Be careful little hands, what you touch
Be careful little feet, where you go
I look up to the mountains—does my help come from there? My help comes from the Lord, who made heaven and earth! He will not let you stumble; the one who watches over you will not slumber. Indeed, he who watches over Israel never slumbers or sleeps. The Lord himself watches over you! The Lord stands beside you as your protective shade. The sun will not harm you by day, nor the moon at night. The Lord keeps you from all harm and watches over your life. The Lord keeps watch over you as you come and go, both now and forever. -Psalm 121
And whatever you do or say, do it as a representative of the Lord Jesus, giving thanks through him to God the Father. -Colossians 3:17
He’s Got the Whole World in His Hands
He's got the whole world in His hands,
He's got the whole wide world in His hands,
He's got the whole world in His hands,
He's got the whole world in His hands!
He made heaven and earth, the sea, and everything in them. He keeps every promise forever. He gives justice to the oppressed and food to the hungry. The Lord frees the prisoners. The Lord opens the eyes of the blind. The Lord lifts up those who are weighed down. The Lord loves the godly. The Lord protects the foreigners among us. He cares for the orphans and widows, but he frustrates the plans of the wicked. The Lord will reign forever. He will be your God, O Jerusalem, throughout the generations. -Psalm 146:6-10
This Little Light of Mine
This little light of mine...I’m gonna let it shine
hide it under a bushel, no…I’m gonna let it shine
Everywhere I go…I’m gonna let it shine
You are the light of the world—like a city on a hilltop that cannot be hidden. No one lights a lamp and then puts it under a basket. Instead, a lamp is placed on a stand, where it gives light to everyone in the house. In the same way, let your good deeds shine out for all to see, so that everyone will praise your heavenly Father. -Matthew 5:14-16
Jesus Loves Me This I Know
Jesus loves me! This I know, for the Bible tells me so. Little ones to him belong; they are weak, but he is strong. Yes, Jesus loves me! Yes, Jesus loves me! Yes, Jesus loves me! The Bible tells me so.

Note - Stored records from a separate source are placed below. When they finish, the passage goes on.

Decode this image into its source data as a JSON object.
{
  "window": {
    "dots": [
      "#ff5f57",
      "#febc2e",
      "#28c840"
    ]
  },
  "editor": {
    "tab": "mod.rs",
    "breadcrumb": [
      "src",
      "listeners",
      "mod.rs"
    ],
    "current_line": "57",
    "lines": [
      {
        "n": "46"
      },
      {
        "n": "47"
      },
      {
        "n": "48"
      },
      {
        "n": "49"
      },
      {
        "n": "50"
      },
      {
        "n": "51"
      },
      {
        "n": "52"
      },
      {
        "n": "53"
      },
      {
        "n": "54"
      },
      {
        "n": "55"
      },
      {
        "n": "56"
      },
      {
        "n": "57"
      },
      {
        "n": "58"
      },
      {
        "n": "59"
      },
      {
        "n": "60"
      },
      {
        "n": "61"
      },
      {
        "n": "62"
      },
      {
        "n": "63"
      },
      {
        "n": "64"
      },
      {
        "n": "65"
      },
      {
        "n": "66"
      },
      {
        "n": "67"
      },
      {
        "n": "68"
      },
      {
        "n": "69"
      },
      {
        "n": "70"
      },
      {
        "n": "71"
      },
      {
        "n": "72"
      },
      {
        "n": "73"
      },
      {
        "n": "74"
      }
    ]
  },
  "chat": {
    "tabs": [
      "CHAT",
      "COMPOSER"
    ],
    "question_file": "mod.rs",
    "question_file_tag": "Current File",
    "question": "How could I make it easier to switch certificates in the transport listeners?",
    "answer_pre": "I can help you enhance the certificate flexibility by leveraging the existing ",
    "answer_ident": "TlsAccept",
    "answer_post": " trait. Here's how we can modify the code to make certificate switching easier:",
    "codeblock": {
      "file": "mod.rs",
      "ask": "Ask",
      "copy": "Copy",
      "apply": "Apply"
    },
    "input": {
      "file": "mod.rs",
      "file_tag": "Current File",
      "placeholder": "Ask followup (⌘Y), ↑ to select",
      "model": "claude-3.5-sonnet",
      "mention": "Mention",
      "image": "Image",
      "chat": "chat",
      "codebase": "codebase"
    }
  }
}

For God loved the world so much that he gave his one and only Son, so that everyone who believes in him will not perish but have eternal life. God sent his Son into the world not to judge the world, but to save the world through him. -John 3:16-17